··· The data ···
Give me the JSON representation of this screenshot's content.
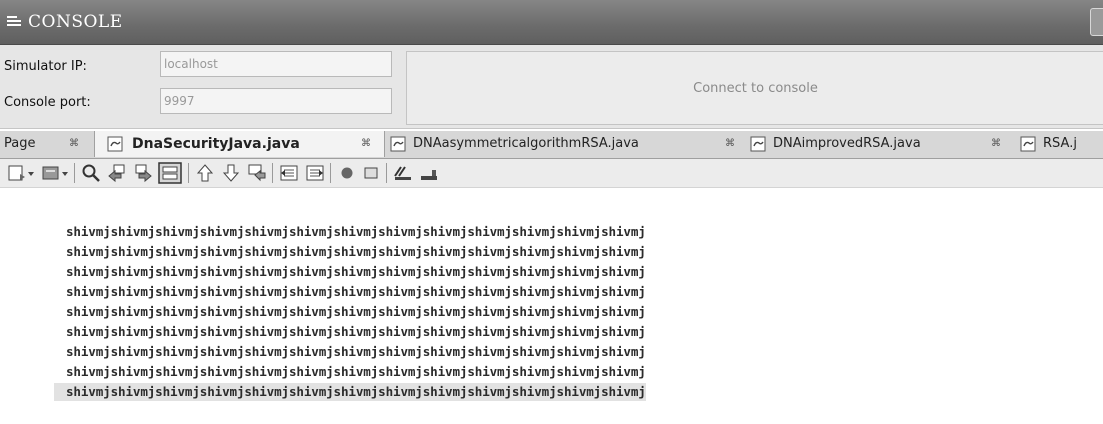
{
  "console": {
    "title": "CONSOLE",
    "simulator_ip_label": "Simulator IP:",
    "simulator_ip_value": "localhost",
    "console_port_label": "Console port:",
    "console_port_value": "9997",
    "connect_button": "Connect to console"
  },
  "tabs": [
    {
      "label": "Page",
      "active": false
    },
    {
      "label": "DnaSecurityJava.java",
      "active": true
    },
    {
      "label": "DNAasymmetricalgorithmRSA.java",
      "active": false
    },
    {
      "label": "DNAimprovedRSA.java",
      "active": false
    },
    {
      "label": "RSA.j",
      "active": false
    }
  ],
  "tab_close_glyph": "⌘",
  "toolbar_icons": [
    "new-file-icon",
    "dropdown-arrow-icon",
    "open-icon",
    "dropdown-arrow-icon",
    "search-icon",
    "find-previous-icon",
    "find-next-icon",
    "toggle-highlight-icon",
    "previous-bookmark-icon",
    "next-bookmark-icon",
    "toggle-bookmark-icon",
    "shift-left-icon",
    "shift-right-icon",
    "record-macro-icon",
    "stop-macro-icon",
    "comment-icon",
    "uncomment-icon"
  ],
  "editor": {
    "lines": [
      "shivmjshivmjshivmjshivmjshivmjshivmjshivmjshivmjshivmjshivmjshivmjshivmjshivmj",
      "shivmjshivmjshivmjshivmjshivmjshivmjshivmjshivmjshivmjshivmjshivmjshivmjshivmj",
      "shivmjshivmjshivmjshivmjshivmjshivmjshivmjshivmjshivmjshivmjshivmjshivmjshivmj",
      "shivmjshivmjshivmjshivmjshivmjshivmjshivmjshivmjshivmjshivmjshivmjshivmjshivmj",
      "shivmjshivmjshivmjshivmjshivmjshivmjshivmjshivmjshivmjshivmjshivmjshivmjshivmj",
      "shivmjshivmjshivmjshivmjshivmjshivmjshivmjshivmjshivmjshivmjshivmjshivmjshivmj",
      "shivmjshivmjshivmjshivmjshivmjshivmjshivmjshivmjshivmjshivmjshivmjshivmjshivmj",
      "shivmjshivmjshivmjshivmjshivmjshivmjshivmjshivmjshivmjshivmjshivmjshivmjshivmj",
      "shivmjshivmjshivmjshivmjshivmjshivmjshivmjshivmjshivmjshivmjshivmjshivmjshivmj"
    ]
  }
}
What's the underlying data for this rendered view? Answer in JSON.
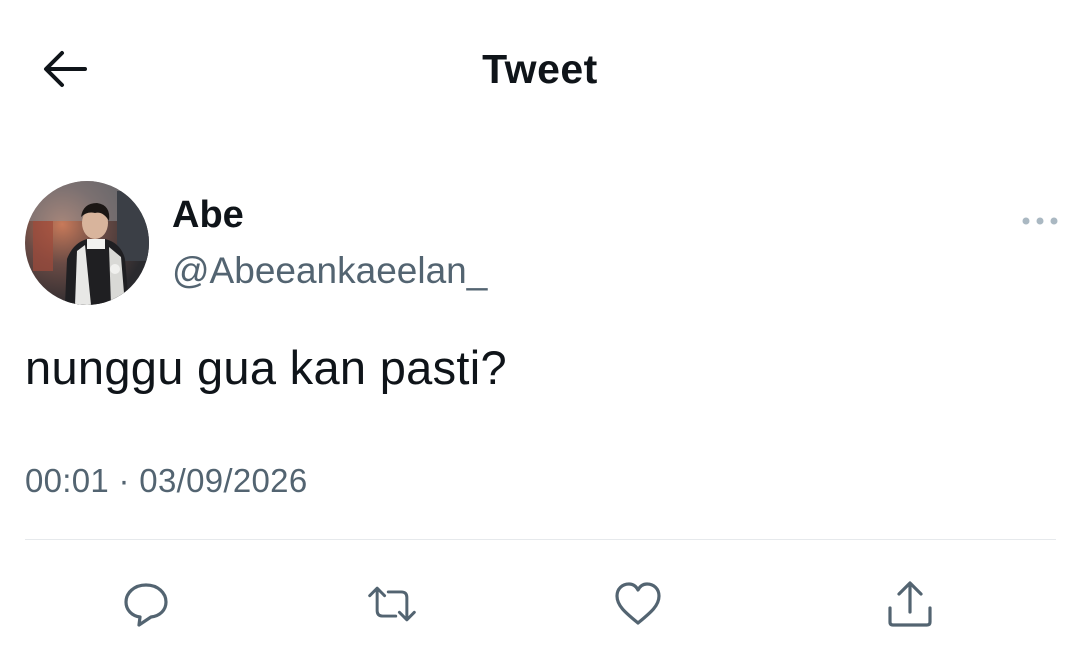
{
  "header": {
    "title": "Tweet",
    "back_icon": "arrow-left-icon"
  },
  "tweet": {
    "author": {
      "display_name": "Abe",
      "handle": "@Abeeankaeelan_"
    },
    "text": "nunggu gua kan pasti?",
    "timestamp": "00:01 · 03/09/2026",
    "more_icon": "more-horizontal-icon"
  },
  "actions": [
    {
      "name": "reply",
      "icon": "reply-icon"
    },
    {
      "name": "retweet",
      "icon": "retweet-icon"
    },
    {
      "name": "like",
      "icon": "heart-icon"
    },
    {
      "name": "share",
      "icon": "share-icon"
    }
  ],
  "colors": {
    "text_primary": "#0f1419",
    "text_secondary": "#536471",
    "divider": "#e6e9ec",
    "icon": "#536471"
  }
}
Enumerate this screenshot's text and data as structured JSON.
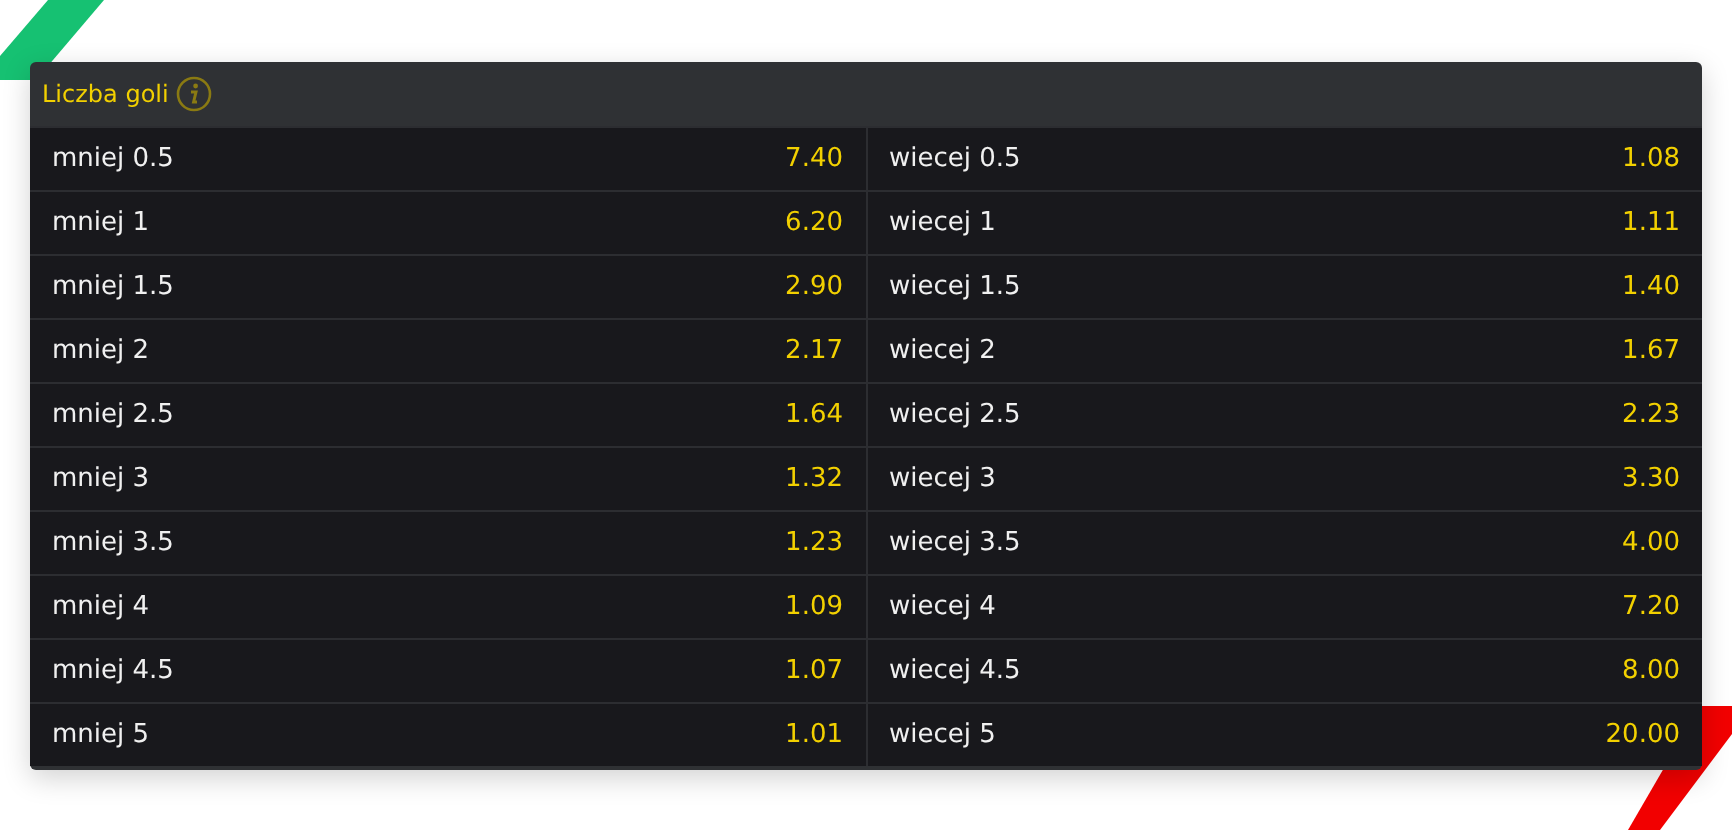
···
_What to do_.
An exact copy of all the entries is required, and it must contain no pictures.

_Written response_.
Give me the JSON representation of this screenshot's content.
{
  "console": {
    "title": "CONSOLE",
    "simulator_ip_label": "Simulator IP:",
    "simulator_ip_value": "localhost",
    "console_port_label": "Console port:",
    "console_port_value": "9997",
    "connect_button": "Connect to console"
  },
  "tabs": [
    {
      "label": "Page",
      "active": false
    },
    {
      "label": "DnaSecurityJava.java",
      "active": true
    },
    {
      "label": "DNAasymmetricalgorithmRSA.java",
      "active": false
    },
    {
      "label": "DNAimprovedRSA.java",
      "active": false
    },
    {
      "label": "RSA.j",
      "active": false
    }
  ],
  "tab_close_glyph": "⌘",
  "toolbar_icons": [
    "new-file-icon",
    "dropdown-arrow-icon",
    "open-icon",
    "dropdown-arrow-icon",
    "search-icon",
    "find-previous-icon",
    "find-next-icon",
    "toggle-highlight-icon",
    "previous-bookmark-icon",
    "next-bookmark-icon",
    "toggle-bookmark-icon",
    "shift-left-icon",
    "shift-right-icon",
    "record-macro-icon",
    "stop-macro-icon",
    "comment-icon",
    "uncomment-icon"
  ],
  "editor": {
    "lines": [
      "shivmjshivmjshivmjshivmjshivmjshivmjshivmjshivmjshivmjshivmjshivmjshivmjshivmj",
      "shivmjshivmjshivmjshivmjshivmjshivmjshivmjshivmjshivmjshivmjshivmjshivmjshivmj",
      "shivmjshivmjshivmjshivmjshivmjshivmjshivmjshivmjshivmjshivmjshivmjshivmjshivmj",
      "shivmjshivmjshivmjshivmjshivmjshivmjshivmjshivmjshivmjshivmjshivmjshivmjshivmj",
      "shivmjshivmjshivmjshivmjshivmjshivmjshivmjshivmjshivmjshivmjshivmjshivmjshivmj",
      "shivmjshivmjshivmjshivmjshivmjshivmjshivmjshivmjshivmjshivmjshivmjshivmjshivmj",
      "shivmjshivmjshivmjshivmjshivmjshivmjshivmjshivmjshivmjshivmjshivmjshivmjshivmj",
      "shivmjshivmjshivmjshivmjshivmjshivmjshivmjshivmjshivmjshivmjshivmjshivmjshivmj",
      "shivmjshivmjshivmjshivmjshivmjshivmjshivmjshivmjshivmjshivmjshivmjshivmjshivmj"
    ]
  }
}
What's the underlying data for this rendered view? Answer in JSON.
{
  "header": {
    "title": "Tweet",
    "back_icon": "arrow-left-icon"
  },
  "tweet": {
    "author": {
      "display_name": "Abe",
      "handle": "@Abeeankaeelan_"
    },
    "text": "nunggu gua kan pasti?",
    "timestamp": "00:01 · 03/09/2026",
    "more_icon": "more-horizontal-icon"
  },
  "actions": [
    {
      "name": "reply",
      "icon": "reply-icon"
    },
    {
      "name": "retweet",
      "icon": "retweet-icon"
    },
    {
      "name": "like",
      "icon": "heart-icon"
    },
    {
      "name": "share",
      "icon": "share-icon"
    }
  ],
  "colors": {
    "text_primary": "#0f1419",
    "text_secondary": "#536471",
    "divider": "#e6e9ec",
    "icon": "#536471"
  }
}
Enumerate this screenshot's text and data as structured JSON.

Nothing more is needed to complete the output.